Please reproduce the following records exactly, with nothing omitted.

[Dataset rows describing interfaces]
%%

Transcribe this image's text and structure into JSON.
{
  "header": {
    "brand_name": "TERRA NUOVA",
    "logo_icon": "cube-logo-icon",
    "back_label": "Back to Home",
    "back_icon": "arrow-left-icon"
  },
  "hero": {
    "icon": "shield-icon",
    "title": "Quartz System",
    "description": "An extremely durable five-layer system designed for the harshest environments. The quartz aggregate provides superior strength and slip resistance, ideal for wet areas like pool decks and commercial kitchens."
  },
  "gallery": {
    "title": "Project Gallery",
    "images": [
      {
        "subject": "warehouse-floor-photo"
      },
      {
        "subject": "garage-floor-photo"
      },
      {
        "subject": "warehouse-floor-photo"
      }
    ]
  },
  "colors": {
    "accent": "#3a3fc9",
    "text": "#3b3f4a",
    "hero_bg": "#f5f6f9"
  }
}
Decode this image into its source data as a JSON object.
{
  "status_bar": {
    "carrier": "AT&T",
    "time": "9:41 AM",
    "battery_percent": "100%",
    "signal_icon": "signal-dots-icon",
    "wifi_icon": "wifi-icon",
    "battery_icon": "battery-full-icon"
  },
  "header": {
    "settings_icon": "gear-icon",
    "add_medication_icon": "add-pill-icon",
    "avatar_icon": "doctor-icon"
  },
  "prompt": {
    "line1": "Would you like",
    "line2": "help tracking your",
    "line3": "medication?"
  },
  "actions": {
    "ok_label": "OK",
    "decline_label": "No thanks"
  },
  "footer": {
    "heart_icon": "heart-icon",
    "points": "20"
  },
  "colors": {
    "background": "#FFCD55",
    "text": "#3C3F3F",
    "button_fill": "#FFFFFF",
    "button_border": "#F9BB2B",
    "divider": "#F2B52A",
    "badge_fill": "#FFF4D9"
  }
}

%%

Exercise output —
Transcribe this image's text and structure into JSON.
{
  "header": {
    "brand_name": "TERRA NUOVA",
    "logo_icon": "cube-logo-icon",
    "back_label": "Back to Home",
    "back_icon": "arrow-left-icon"
  },
  "hero": {
    "icon": "shield-icon",
    "title": "Quartz System",
    "description": "An extremely durable five-layer system designed for the harshest environments. The quartz aggregate provides superior strength and slip resistance, ideal for wet areas like pool decks and commercial kitchens."
  },
  "gallery": {
    "title": "Project Gallery",
    "images": [
      {
        "subject": "warehouse-floor-photo"
      },
      {
        "subject": "garage-floor-photo"
      },
      {
        "subject": "warehouse-floor-photo"
      }
    ]
  },
  "colors": {
    "accent": "#3a3fc9",
    "text": "#3b3f4a",
    "hero_bg": "#f5f6f9"
  }
}
Decode this image into its source data as a JSON object.
{
  "status_bar": {
    "carrier": "AT&T",
    "time": "9:41 AM",
    "battery_percent": "100%",
    "signal_icon": "signal-dots-icon",
    "wifi_icon": "wifi-icon",
    "battery_icon": "battery-full-icon"
  },
  "header": {
    "settings_icon": "gear-icon",
    "add_medication_icon": "add-pill-icon",
    "avatar_icon": "doctor-icon"
  },
  "prompt": {
    "line1": "Would you like",
    "line2": "help tracking your",
    "line3": "medication?"
  },
  "actions": {
    "ok_label": "OK",
    "decline_label": "No thanks"
  },
  "footer": {
    "heart_icon": "heart-icon",
    "points": "20"
  },
  "colors": {
    "background": "#FFCD55",
    "text": "#3C3F3F",
    "button_fill": "#FFFFFF",
    "button_border": "#F9BB2B",
    "divider": "#F2B52A",
    "badge_fill": "#FFF4D9"
  }
}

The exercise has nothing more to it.